## EXERCISE BRIEF:
Each record should be retyped word for word.

Data records for software interfaces
———
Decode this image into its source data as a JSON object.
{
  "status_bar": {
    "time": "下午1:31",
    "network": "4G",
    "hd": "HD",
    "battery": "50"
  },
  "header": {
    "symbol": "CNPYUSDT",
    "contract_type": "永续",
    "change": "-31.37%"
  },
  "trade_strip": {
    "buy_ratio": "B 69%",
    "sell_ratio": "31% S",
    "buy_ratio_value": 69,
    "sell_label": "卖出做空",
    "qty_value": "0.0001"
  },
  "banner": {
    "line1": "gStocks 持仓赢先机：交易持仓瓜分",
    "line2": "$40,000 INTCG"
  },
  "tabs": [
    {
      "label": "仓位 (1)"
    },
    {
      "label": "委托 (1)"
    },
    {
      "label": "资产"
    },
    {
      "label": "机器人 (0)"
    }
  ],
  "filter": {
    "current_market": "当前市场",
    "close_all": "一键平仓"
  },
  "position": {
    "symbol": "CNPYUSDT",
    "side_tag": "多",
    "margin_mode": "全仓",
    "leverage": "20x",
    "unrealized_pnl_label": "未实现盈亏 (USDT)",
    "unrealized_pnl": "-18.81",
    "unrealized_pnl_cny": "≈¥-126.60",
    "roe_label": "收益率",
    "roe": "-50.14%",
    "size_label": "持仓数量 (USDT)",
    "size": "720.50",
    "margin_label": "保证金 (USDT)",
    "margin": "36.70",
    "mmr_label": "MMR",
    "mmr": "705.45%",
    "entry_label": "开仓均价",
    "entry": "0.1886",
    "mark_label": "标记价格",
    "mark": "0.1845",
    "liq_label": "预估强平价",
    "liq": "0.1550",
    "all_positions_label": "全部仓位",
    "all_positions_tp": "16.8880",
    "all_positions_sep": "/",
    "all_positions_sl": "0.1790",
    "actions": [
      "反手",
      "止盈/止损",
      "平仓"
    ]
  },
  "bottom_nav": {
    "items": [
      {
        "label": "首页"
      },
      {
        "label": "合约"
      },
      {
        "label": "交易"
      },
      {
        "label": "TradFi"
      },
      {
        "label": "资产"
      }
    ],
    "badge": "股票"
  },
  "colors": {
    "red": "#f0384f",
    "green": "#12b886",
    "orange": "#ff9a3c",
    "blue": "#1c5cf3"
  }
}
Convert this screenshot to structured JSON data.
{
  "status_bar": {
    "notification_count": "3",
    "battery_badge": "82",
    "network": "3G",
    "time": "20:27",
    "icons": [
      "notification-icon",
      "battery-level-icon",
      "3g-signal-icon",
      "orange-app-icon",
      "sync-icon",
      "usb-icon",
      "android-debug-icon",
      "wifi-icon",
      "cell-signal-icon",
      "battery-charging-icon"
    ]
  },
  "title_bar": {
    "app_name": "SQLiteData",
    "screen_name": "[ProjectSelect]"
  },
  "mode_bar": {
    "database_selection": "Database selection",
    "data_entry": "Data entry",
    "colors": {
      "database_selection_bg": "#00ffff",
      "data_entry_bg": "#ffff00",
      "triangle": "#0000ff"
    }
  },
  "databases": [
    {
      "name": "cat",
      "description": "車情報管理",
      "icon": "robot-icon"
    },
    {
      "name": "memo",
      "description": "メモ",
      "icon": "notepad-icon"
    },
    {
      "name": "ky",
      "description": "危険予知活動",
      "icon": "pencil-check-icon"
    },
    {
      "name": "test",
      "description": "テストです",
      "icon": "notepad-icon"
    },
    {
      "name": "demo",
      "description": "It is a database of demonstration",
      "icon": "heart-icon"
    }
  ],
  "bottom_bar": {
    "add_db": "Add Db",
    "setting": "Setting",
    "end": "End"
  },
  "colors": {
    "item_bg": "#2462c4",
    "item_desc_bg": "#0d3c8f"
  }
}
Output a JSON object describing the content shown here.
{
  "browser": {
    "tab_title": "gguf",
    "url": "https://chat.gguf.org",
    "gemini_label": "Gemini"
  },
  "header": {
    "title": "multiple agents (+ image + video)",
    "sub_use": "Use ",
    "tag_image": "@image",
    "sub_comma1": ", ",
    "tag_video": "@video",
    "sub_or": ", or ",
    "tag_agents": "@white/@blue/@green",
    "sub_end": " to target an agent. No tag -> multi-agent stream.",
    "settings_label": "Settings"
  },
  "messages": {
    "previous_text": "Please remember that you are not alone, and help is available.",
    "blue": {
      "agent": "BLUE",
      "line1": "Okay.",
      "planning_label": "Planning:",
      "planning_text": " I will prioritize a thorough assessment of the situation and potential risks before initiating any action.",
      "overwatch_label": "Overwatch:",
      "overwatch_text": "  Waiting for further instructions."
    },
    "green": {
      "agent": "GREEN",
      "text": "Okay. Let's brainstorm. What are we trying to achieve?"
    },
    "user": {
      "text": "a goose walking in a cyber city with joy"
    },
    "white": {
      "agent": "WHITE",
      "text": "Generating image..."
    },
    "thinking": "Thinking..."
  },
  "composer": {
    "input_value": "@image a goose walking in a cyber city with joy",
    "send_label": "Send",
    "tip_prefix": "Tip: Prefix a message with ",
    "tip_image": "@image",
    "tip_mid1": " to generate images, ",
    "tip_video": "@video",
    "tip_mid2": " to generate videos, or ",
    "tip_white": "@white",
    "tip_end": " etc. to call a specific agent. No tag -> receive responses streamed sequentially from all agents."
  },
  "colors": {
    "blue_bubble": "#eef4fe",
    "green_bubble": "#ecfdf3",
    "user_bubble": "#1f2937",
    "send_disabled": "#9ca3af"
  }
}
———
## SOLUTION TO THE EXERCISE:
Decode this image into its source data as a JSON object.
{
  "status_bar": {
    "time": "下午1:31",
    "network": "4G",
    "hd": "HD",
    "battery": "50"
  },
  "header": {
    "symbol": "CNPYUSDT",
    "contract_type": "永续",
    "change": "-31.37%"
  },
  "trade_strip": {
    "buy_ratio": "B 69%",
    "sell_ratio": "31% S",
    "buy_ratio_value": 69,
    "sell_label": "卖出做空",
    "qty_value": "0.0001"
  },
  "banner": {
    "line1": "gStocks 持仓赢先机：交易持仓瓜分",
    "line2": "$40,000 INTCG"
  },
  "tabs": [
    {
      "label": "仓位 (1)"
    },
    {
      "label": "委托 (1)"
    },
    {
      "label": "资产"
    },
    {
      "label": "机器人 (0)"
    }
  ],
  "filter": {
    "current_market": "当前市场",
    "close_all": "一键平仓"
  },
  "position": {
    "symbol": "CNPYUSDT",
    "side_tag": "多",
    "margin_mode": "全仓",
    "leverage": "20x",
    "unrealized_pnl_label": "未实现盈亏 (USDT)",
    "unrealized_pnl": "-18.81",
    "unrealized_pnl_cny": "≈¥-126.60",
    "roe_label": "收益率",
    "roe": "-50.14%",
    "size_label": "持仓数量 (USDT)",
    "size": "720.50",
    "margin_label": "保证金 (USDT)",
    "margin": "36.70",
    "mmr_label": "MMR",
    "mmr": "705.45%",
    "entry_label": "开仓均价",
    "entry": "0.1886",
    "mark_label": "标记价格",
    "mark": "0.1845",
    "liq_label": "预估强平价",
    "liq": "0.1550",
    "all_positions_label": "全部仓位",
    "all_positions_tp": "16.8880",
    "all_positions_sep": "/",
    "all_positions_sl": "0.1790",
    "actions": [
      "反手",
      "止盈/止损",
      "平仓"
    ]
  },
  "bottom_nav": {
    "items": [
      {
        "label": "首页"
      },
      {
        "label": "合约"
      },
      {
        "label": "交易"
      },
      {
        "label": "TradFi"
      },
      {
        "label": "资产"
      }
    ],
    "badge": "股票"
  },
  "colors": {
    "red": "#f0384f",
    "green": "#12b886",
    "orange": "#ff9a3c",
    "blue": "#1c5cf3"
  }
}
Convert this screenshot to structured JSON data.
{
  "status_bar": {
    "notification_count": "3",
    "battery_badge": "82",
    "network": "3G",
    "time": "20:27",
    "icons": [
      "notification-icon",
      "battery-level-icon",
      "3g-signal-icon",
      "orange-app-icon",
      "sync-icon",
      "usb-icon",
      "android-debug-icon",
      "wifi-icon",
      "cell-signal-icon",
      "battery-charging-icon"
    ]
  },
  "title_bar": {
    "app_name": "SQLiteData",
    "screen_name": "[ProjectSelect]"
  },
  "mode_bar": {
    "database_selection": "Database selection",
    "data_entry": "Data entry",
    "colors": {
      "database_selection_bg": "#00ffff",
      "data_entry_bg": "#ffff00",
      "triangle": "#0000ff"
    }
  },
  "databases": [
    {
      "name": "cat",
      "description": "車情報管理",
      "icon": "robot-icon"
    },
    {
      "name": "memo",
      "description": "メモ",
      "icon": "notepad-icon"
    },
    {
      "name": "ky",
      "description": "危険予知活動",
      "icon": "pencil-check-icon"
    },
    {
      "name": "test",
      "description": "テストです",
      "icon": "notepad-icon"
    },
    {
      "name": "demo",
      "description": "It is a database of demonstration",
      "icon": "heart-icon"
    }
  ],
  "bottom_bar": {
    "add_db": "Add Db",
    "setting": "Setting",
    "end": "End"
  },
  "colors": {
    "item_bg": "#2462c4",
    "item_desc_bg": "#0d3c8f"
  }
}
Output a JSON object describing the content shown here.
{
  "browser": {
    "tab_title": "gguf",
    "url": "https://chat.gguf.org",
    "gemini_label": "Gemini"
  },
  "header": {
    "title": "multiple agents (+ image + video)",
    "sub_use": "Use ",
    "tag_image": "@image",
    "sub_comma1": ", ",
    "tag_video": "@video",
    "sub_or": ", or ",
    "tag_agents": "@white/@blue/@green",
    "sub_end": " to target an agent. No tag -> multi-agent stream.",
    "settings_label": "Settings"
  },
  "messages": {
    "previous_text": "Please remember that you are not alone, and help is available.",
    "blue": {
      "agent": "BLUE",
      "line1": "Okay.",
      "planning_label": "Planning:",
      "planning_text": " I will prioritize a thorough assessment of the situation and potential risks before initiating any action.",
      "overwatch_label": "Overwatch:",
      "overwatch_text": "  Waiting for further instructions."
    },
    "green": {
      "agent": "GREEN",
      "text": "Okay. Let's brainstorm. What are we trying to achieve?"
    },
    "user": {
      "text": "a goose walking in a cyber city with joy"
    },
    "white": {
      "agent": "WHITE",
      "text": "Generating image..."
    },
    "thinking": "Thinking..."
  },
  "composer": {
    "input_value": "@image a goose walking in a cyber city with joy",
    "send_label": "Send",
    "tip_prefix": "Tip: Prefix a message with ",
    "tip_image": "@image",
    "tip_mid1": " to generate images, ",
    "tip_video": "@video",
    "tip_mid2": " to generate videos, or ",
    "tip_white": "@white",
    "tip_end": " etc. to call a specific agent. No tag -> receive responses streamed sequentially from all agents."
  },
  "colors": {
    "blue_bubble": "#eef4fe",
    "green_bubble": "#ecfdf3",
    "user_bubble": "#1f2937",
    "send_disabled": "#9ca3af"
  }
}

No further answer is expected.